**WORK ORDER:**
Copy each line that includes the string "icon" from the material into your answer.

**TASK DATA:**
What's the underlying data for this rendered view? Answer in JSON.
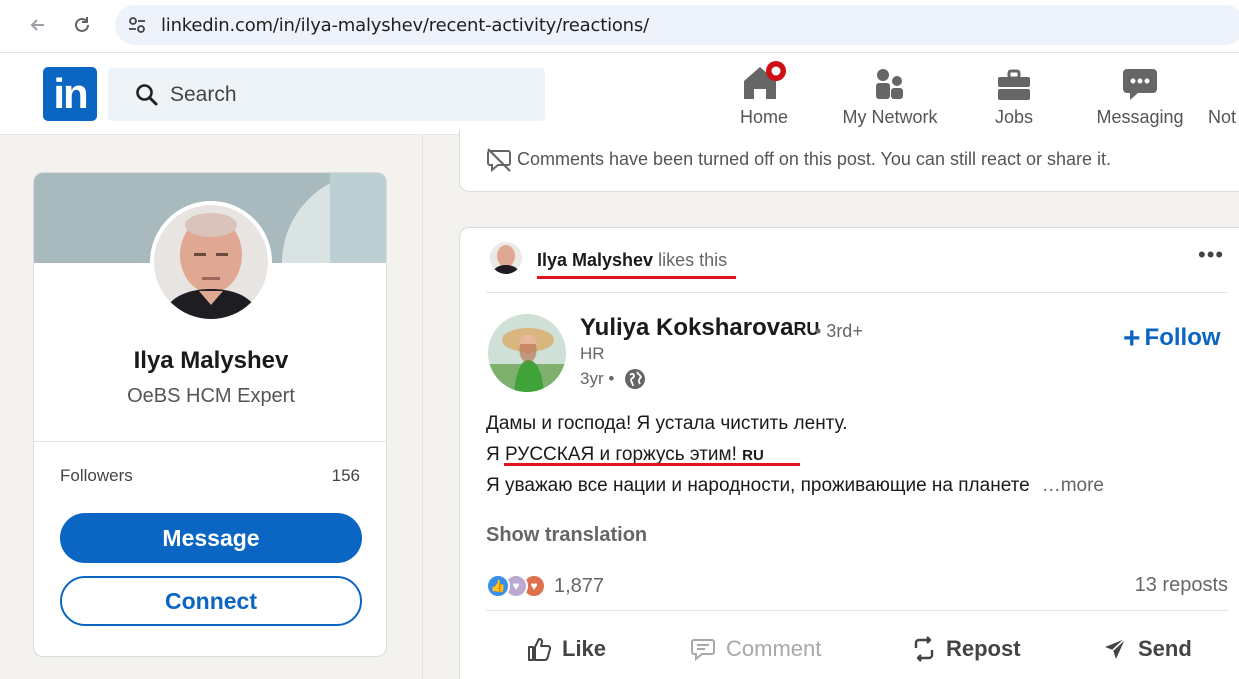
{
  "browser": {
    "url": "linkedin.com/in/ilya-malyshev/recent-activity/reactions/"
  },
  "header": {
    "logo": "in",
    "search_placeholder": "Search",
    "nav": [
      {
        "label": "Home",
        "icon": "home-icon",
        "has_notification_dot": true
      },
      {
        "label": "My Network",
        "icon": "people-icon"
      },
      {
        "label": "Jobs",
        "icon": "briefcase-icon"
      },
      {
        "label": "Messaging",
        "icon": "chat-icon"
      },
      {
        "label": "Not",
        "icon": "bell-icon"
      }
    ]
  },
  "profile": {
    "name": "Ilya Malyshev",
    "headline": "OeBS HCM Expert",
    "followers_label": "Followers",
    "followers_count": "156",
    "message_label": "Message",
    "connect_label": "Connect"
  },
  "prev_post": {
    "comments_off_text": "Comments have been turned off on this post. You can still react or share it."
  },
  "post": {
    "liker_name": "Ilya Malyshev",
    "liker_action": " likes this",
    "author_name": "Yuliya Koksharova",
    "author_flag": "RU",
    "author_degree": "• 3rd+",
    "author_title": "HR",
    "author_time": "3yr •",
    "follow_label": "Follow",
    "text_line1": "Дамы и господа! Я устала чистить ленту.",
    "text_line2": "Я РУССКАЯ и горжусь этим! ",
    "text_line2_flag": "RU",
    "text_line3": "Я уважаю все нации и народности, проживающие на планете",
    "see_more": "…more",
    "show_translation": "Show translation",
    "reaction_count": "1,877",
    "reposts": "13 reposts",
    "actions": {
      "like": "Like",
      "comment": "Comment",
      "repost": "Repost",
      "send": "Send"
    }
  },
  "colors": {
    "linkedin_blue": "#0a66c2",
    "annotation_red": "#e0141e",
    "page_bg": "#f4f2ee"
  }
}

**OUTPUT OF THE TASK:**
        "icon": "home-icon",
        "icon": "people-icon"
        "icon": "briefcase-icon"
        "icon": "chat-icon"
        "icon": "bell-icon"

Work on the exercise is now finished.